*** Given records ***
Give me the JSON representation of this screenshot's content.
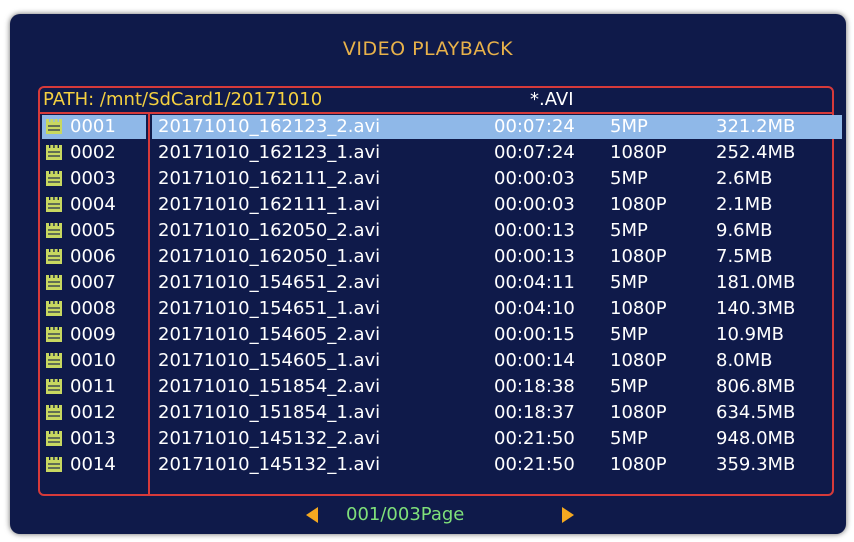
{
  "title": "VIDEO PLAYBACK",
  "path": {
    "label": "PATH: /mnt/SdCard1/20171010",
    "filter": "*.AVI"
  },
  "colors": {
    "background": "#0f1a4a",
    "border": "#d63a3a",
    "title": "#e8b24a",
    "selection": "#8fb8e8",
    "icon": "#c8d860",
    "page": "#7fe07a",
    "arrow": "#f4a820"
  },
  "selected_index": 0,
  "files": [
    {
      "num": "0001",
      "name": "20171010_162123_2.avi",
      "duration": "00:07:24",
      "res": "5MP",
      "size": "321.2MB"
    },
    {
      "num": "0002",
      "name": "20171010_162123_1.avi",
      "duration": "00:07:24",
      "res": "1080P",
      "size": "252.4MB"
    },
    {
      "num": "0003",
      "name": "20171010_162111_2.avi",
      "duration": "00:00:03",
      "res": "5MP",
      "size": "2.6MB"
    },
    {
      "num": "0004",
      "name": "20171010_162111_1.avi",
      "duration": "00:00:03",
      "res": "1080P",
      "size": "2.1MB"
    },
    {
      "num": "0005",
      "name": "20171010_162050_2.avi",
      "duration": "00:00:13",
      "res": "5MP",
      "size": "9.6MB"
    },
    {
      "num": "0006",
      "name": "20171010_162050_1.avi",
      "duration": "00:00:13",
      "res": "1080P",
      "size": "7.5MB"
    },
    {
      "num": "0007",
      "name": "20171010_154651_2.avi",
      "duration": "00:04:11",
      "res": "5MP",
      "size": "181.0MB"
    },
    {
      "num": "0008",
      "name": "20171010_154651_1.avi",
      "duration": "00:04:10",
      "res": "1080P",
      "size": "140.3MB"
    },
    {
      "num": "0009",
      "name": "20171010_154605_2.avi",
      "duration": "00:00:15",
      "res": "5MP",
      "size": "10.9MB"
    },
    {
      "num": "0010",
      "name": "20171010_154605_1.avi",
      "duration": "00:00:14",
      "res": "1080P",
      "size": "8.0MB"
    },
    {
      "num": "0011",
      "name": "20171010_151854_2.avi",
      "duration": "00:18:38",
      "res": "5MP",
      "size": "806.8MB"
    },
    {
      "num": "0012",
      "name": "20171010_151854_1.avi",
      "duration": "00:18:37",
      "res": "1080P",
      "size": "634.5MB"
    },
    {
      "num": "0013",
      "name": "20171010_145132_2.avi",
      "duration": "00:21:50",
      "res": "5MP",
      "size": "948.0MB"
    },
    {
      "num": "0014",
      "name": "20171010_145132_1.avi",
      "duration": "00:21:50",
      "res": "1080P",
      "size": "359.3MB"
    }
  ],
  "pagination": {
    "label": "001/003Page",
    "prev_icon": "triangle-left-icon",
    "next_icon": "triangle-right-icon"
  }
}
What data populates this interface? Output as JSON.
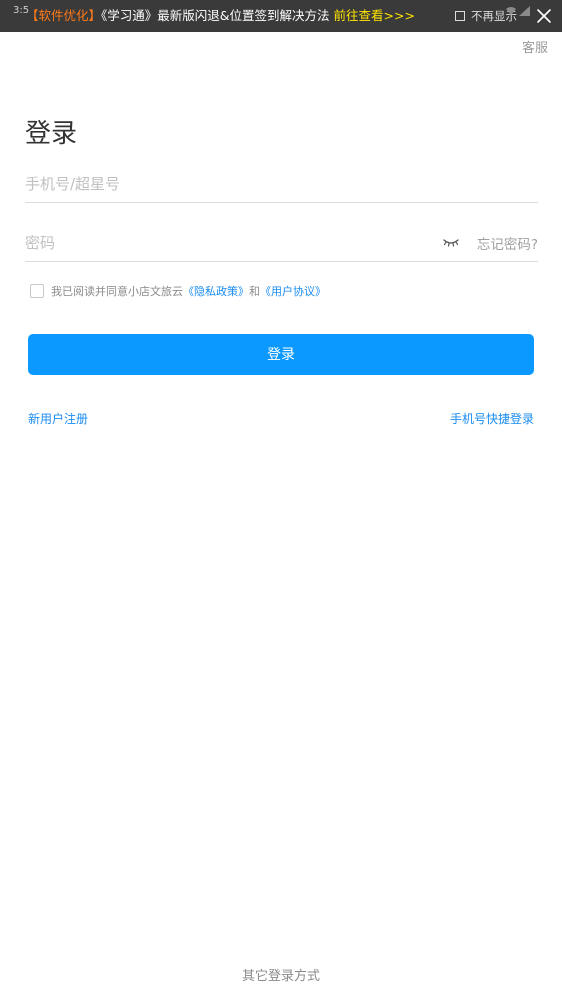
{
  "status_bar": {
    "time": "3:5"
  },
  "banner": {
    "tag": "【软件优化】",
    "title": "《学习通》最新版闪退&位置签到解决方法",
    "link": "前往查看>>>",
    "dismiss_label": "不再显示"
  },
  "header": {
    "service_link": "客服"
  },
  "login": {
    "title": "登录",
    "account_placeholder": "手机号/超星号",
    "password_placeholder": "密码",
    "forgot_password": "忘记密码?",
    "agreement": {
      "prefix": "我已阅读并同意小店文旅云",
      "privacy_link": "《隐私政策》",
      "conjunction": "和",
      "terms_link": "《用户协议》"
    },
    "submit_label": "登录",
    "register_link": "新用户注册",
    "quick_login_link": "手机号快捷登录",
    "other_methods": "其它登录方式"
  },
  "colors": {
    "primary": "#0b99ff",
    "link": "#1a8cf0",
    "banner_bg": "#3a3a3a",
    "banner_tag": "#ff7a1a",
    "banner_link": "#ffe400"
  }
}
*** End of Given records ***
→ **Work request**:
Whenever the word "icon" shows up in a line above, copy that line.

→ **Output below**:
    "icon": "#c8d860",
    "prev_icon": "triangle-left-icon",
    "next_icon": "triangle-right-icon"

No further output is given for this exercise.